Project title: Absorption of light by Arctic marine phytoplankton: its ecological and biogeochemical significance
My PhD will focus on ship-based observations of the optical characteristics and physiology of marine Arctic Phytoplankton groups in the Barents sea. This information can be used to contrive and refine remote-sensing algorithms so that satellites can identify which groups of marine phytoplankton are present in the Arctic ocean and infer their contributions to the Arctic ocean’s biogeochemical cycles. The Arctic ocean biogeography is changing rapidly as a result of climate change, so the ability to monitor this inaccessible but important region’s changing role in the Earth system is essential.
I have an interdisciplinary collection of scientific interests. I have previously worked as part of a project investigating the impact random noise has on climate model realisation of ocean variability and I retain a keen interest in biology, having chosen to investigate the evolutionary dynamics of birds’ wing skeletons for my master’s project.
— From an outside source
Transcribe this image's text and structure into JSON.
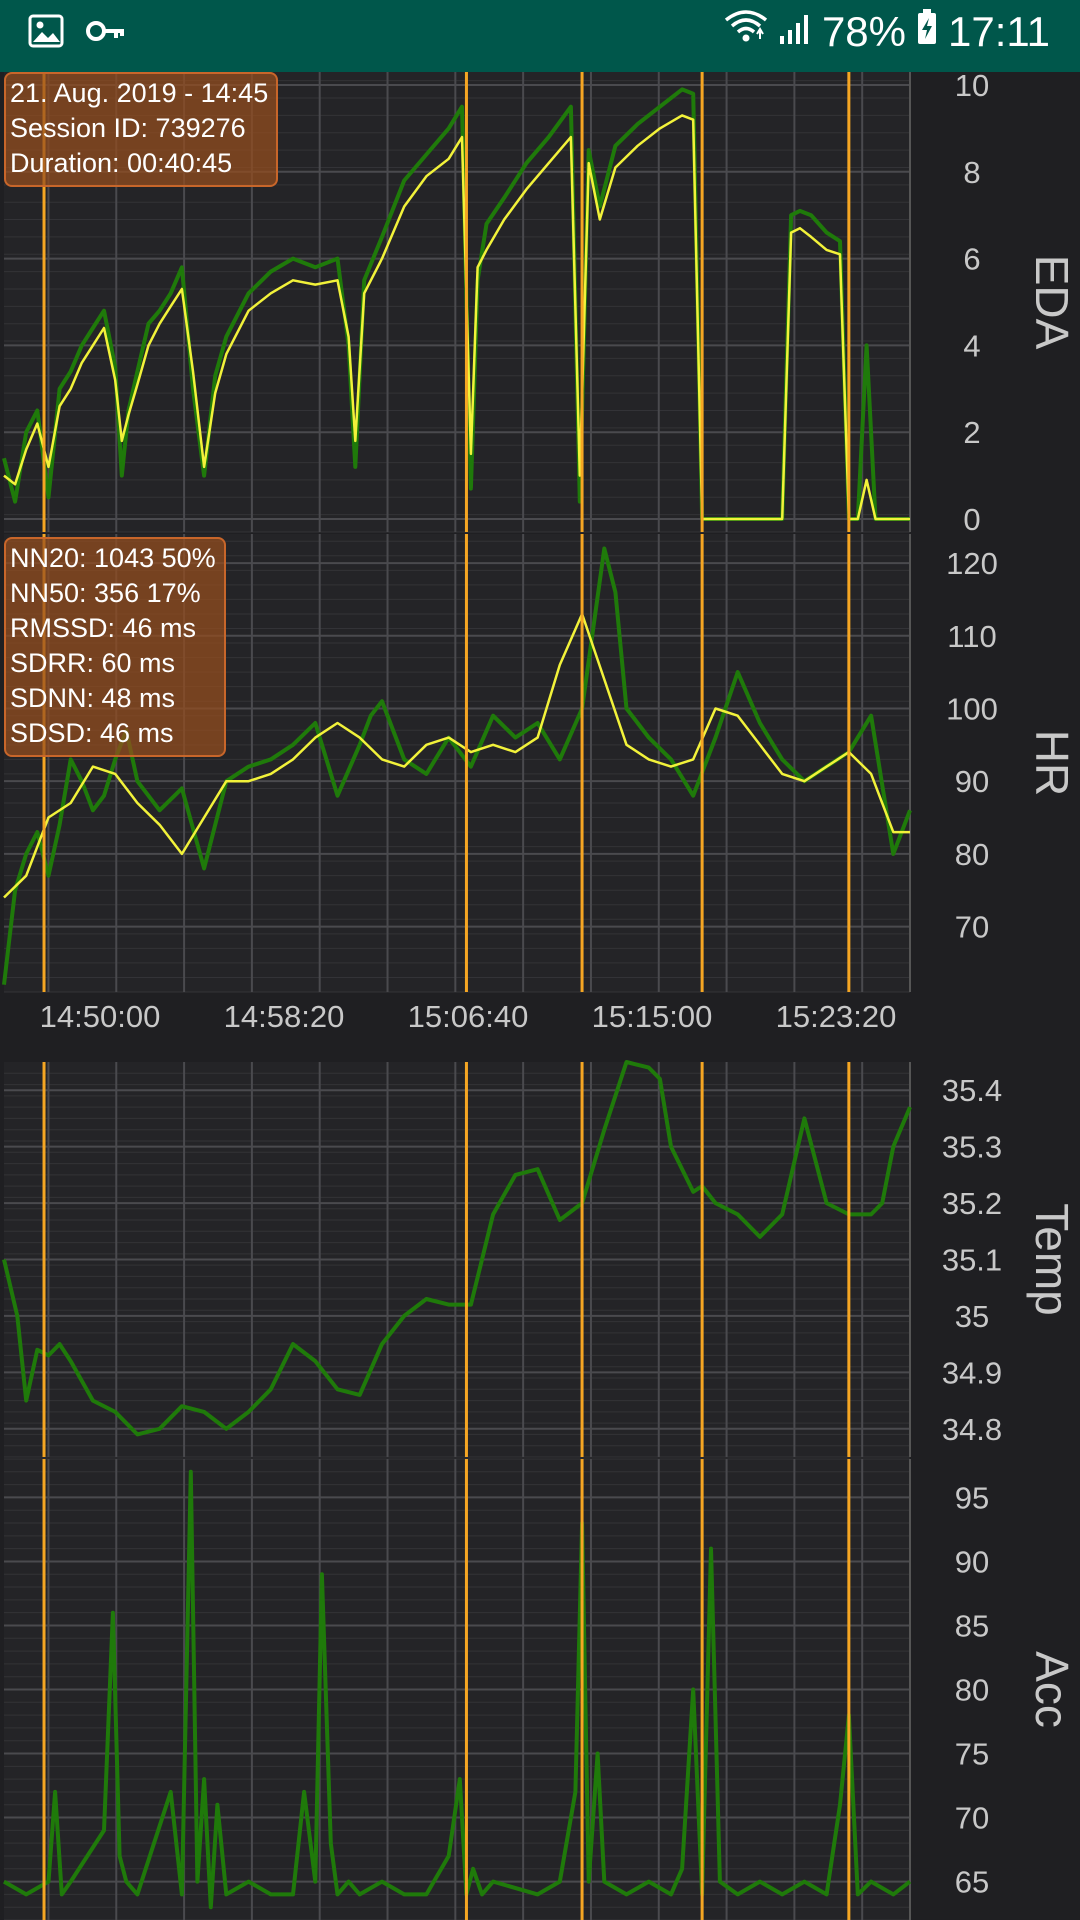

I enjoy field-work based research, solving coding problems and painting.
Andrew is a PhD student in the Arctic PRIZE project.